- **Instructions to follow**:
Give back the data below word for word. Any image in it should be left out.

[Data about app and page elements]
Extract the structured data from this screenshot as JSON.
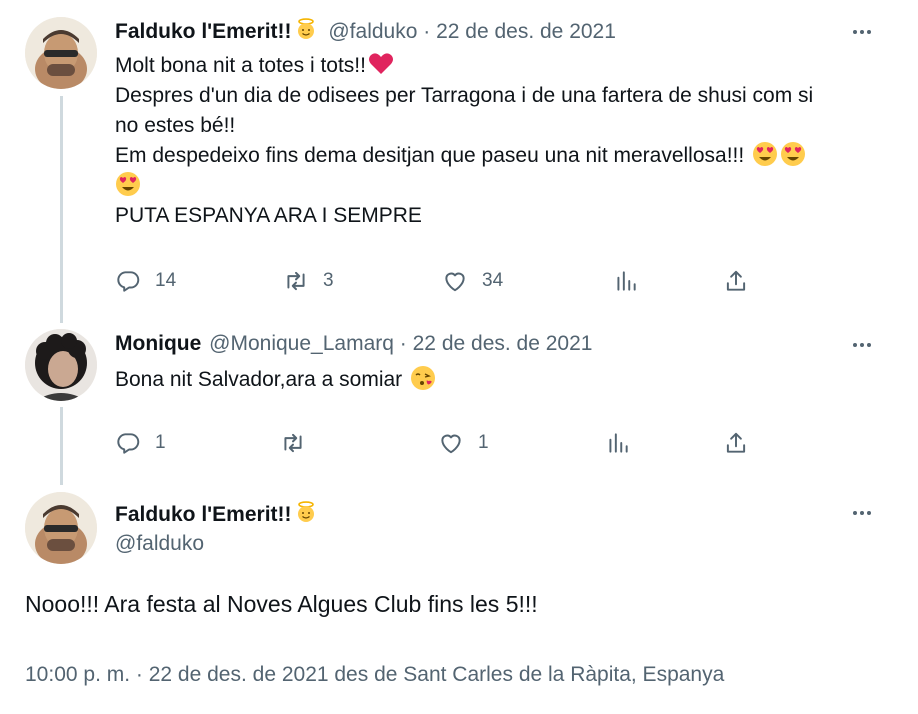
{
  "tweets": [
    {
      "name": "Falduko l'Emerit!!",
      "handle": "@falduko",
      "separator": "·",
      "date": "22 de des. de 2021",
      "lines": [
        "Molt bona nit a totes i tots!!",
        "Despres d'un dia de odisees per Tarragona i de una fartera de shusi com si",
        "no estes bé!!",
        "Em despedeixo fins dema desitjan que paseu una nit meravellosa!!!",
        "PUTA ESPANYA ARA I SEMPRE"
      ],
      "replies": "14",
      "retweets": "3",
      "likes": "34"
    },
    {
      "name": "Monique",
      "handle": "@Monique_Lamarq",
      "separator": "·",
      "date": "22 de des. de 2021",
      "text": "Bona nit Salvador,ara a somiar",
      "replies": "1",
      "retweets": "",
      "likes": "1"
    }
  ],
  "main_tweet": {
    "name": "Falduko l'Emerit!!",
    "handle": "@falduko",
    "text": "Nooo!!! Ara festa al Noves Algues Club fins les 5!!!",
    "meta": "10:00 p. m. · 22 de des. de 2021 des de Sant Carles de la Ràpita, Espanya"
  },
  "icons": {
    "more": "more-horizontal-icon",
    "reply": "reply-icon",
    "retweet": "retweet-icon",
    "like": "heart-icon",
    "views": "analytics-icon",
    "share": "share-icon",
    "halo": "angel-emoji-icon",
    "heart_emoji": "red-heart-emoji-icon",
    "heart_eyes": "heart-eyes-emoji-icon",
    "kiss": "kiss-emoji-icon"
  },
  "colors": {
    "text": "#0f1419",
    "muted": "#536471",
    "thread_line": "#cfd9de",
    "heart": "#e0245e"
  }
}
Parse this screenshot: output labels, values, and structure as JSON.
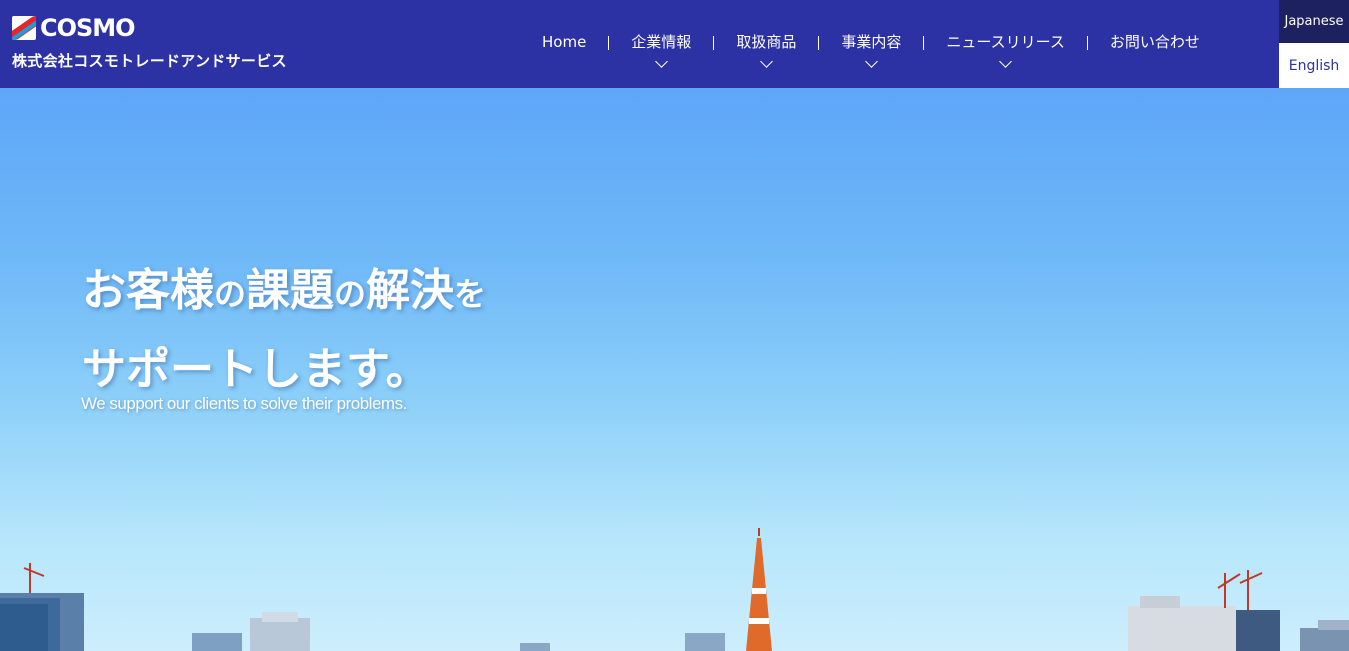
{
  "header": {
    "logo_text": "COSMO",
    "company_name": "株式会社コスモトレードアンドサービス",
    "brand_color": "#2c31a3"
  },
  "nav": {
    "items": [
      {
        "label": "Home",
        "has_dropdown": false
      },
      {
        "label": "企業情報",
        "has_dropdown": true
      },
      {
        "label": "取扱商品",
        "has_dropdown": true
      },
      {
        "label": "事業内容",
        "has_dropdown": true
      },
      {
        "label": "ニュースリリース",
        "has_dropdown": true
      },
      {
        "label": "お問い合わせ",
        "has_dropdown": false
      }
    ]
  },
  "language": {
    "japanese": "Japanese",
    "english": "English"
  },
  "hero": {
    "line1_parts": [
      "お客様",
      "の",
      "課題",
      "の",
      "解決",
      "を"
    ],
    "line2": "サポートします。",
    "subtitle": "We support our clients to solve their problems."
  },
  "icons": {
    "dropdown": "chevron-down-icon",
    "logo": "cosmo-logo-icon"
  }
}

- **Answer area**:
Extract the structured data from this screenshot as JSON.
{
  "tweets": [
    {
      "name": "Falduko l'Emerit!!",
      "handle": "@falduko",
      "separator": "·",
      "date": "22 de des. de 2021",
      "lines": [
        "Molt bona nit a totes i tots!!",
        "Despres d'un dia de odisees per Tarragona i de una fartera de shusi com si",
        "no estes bé!!",
        "Em despedeixo fins dema desitjan que paseu una nit meravellosa!!!",
        "PUTA ESPANYA ARA I SEMPRE"
      ],
      "replies": "14",
      "retweets": "3",
      "likes": "34"
    },
    {
      "name": "Monique",
      "handle": "@Monique_Lamarq",
      "separator": "·",
      "date": "22 de des. de 2021",
      "text": "Bona nit Salvador,ara a somiar",
      "replies": "1",
      "retweets": "",
      "likes": "1"
    }
  ],
  "main_tweet": {
    "name": "Falduko l'Emerit!!",
    "handle": "@falduko",
    "text": "Nooo!!! Ara festa al Noves Algues Club fins les 5!!!",
    "meta": "10:00 p. m. · 22 de des. de 2021 des de Sant Carles de la Ràpita, Espanya"
  },
  "icons": {
    "more": "more-horizontal-icon",
    "reply": "reply-icon",
    "retweet": "retweet-icon",
    "like": "heart-icon",
    "views": "analytics-icon",
    "share": "share-icon",
    "halo": "angel-emoji-icon",
    "heart_emoji": "red-heart-emoji-icon",
    "heart_eyes": "heart-eyes-emoji-icon",
    "kiss": "kiss-emoji-icon"
  },
  "colors": {
    "text": "#0f1419",
    "muted": "#536471",
    "thread_line": "#cfd9de",
    "heart": "#e0245e"
  }
}
Parse this screenshot: output labels, values, and structure as JSON.
{
  "header": {
    "logo_text": "COSMO",
    "company_name": "株式会社コスモトレードアンドサービス",
    "brand_color": "#2c31a3"
  },
  "nav": {
    "items": [
      {
        "label": "Home",
        "has_dropdown": false
      },
      {
        "label": "企業情報",
        "has_dropdown": true
      },
      {
        "label": "取扱商品",
        "has_dropdown": true
      },
      {
        "label": "事業内容",
        "has_dropdown": true
      },
      {
        "label": "ニュースリリース",
        "has_dropdown": true
      },
      {
        "label": "お問い合わせ",
        "has_dropdown": false
      }
    ]
  },
  "language": {
    "japanese": "Japanese",
    "english": "English"
  },
  "hero": {
    "line1_parts": [
      "お客様",
      "の",
      "課題",
      "の",
      "解決",
      "を"
    ],
    "line2": "サポートします。",
    "subtitle": "We support our clients to solve their problems."
  },
  "icons": {
    "dropdown": "chevron-down-icon",
    "logo": "cosmo-logo-icon"
  }
}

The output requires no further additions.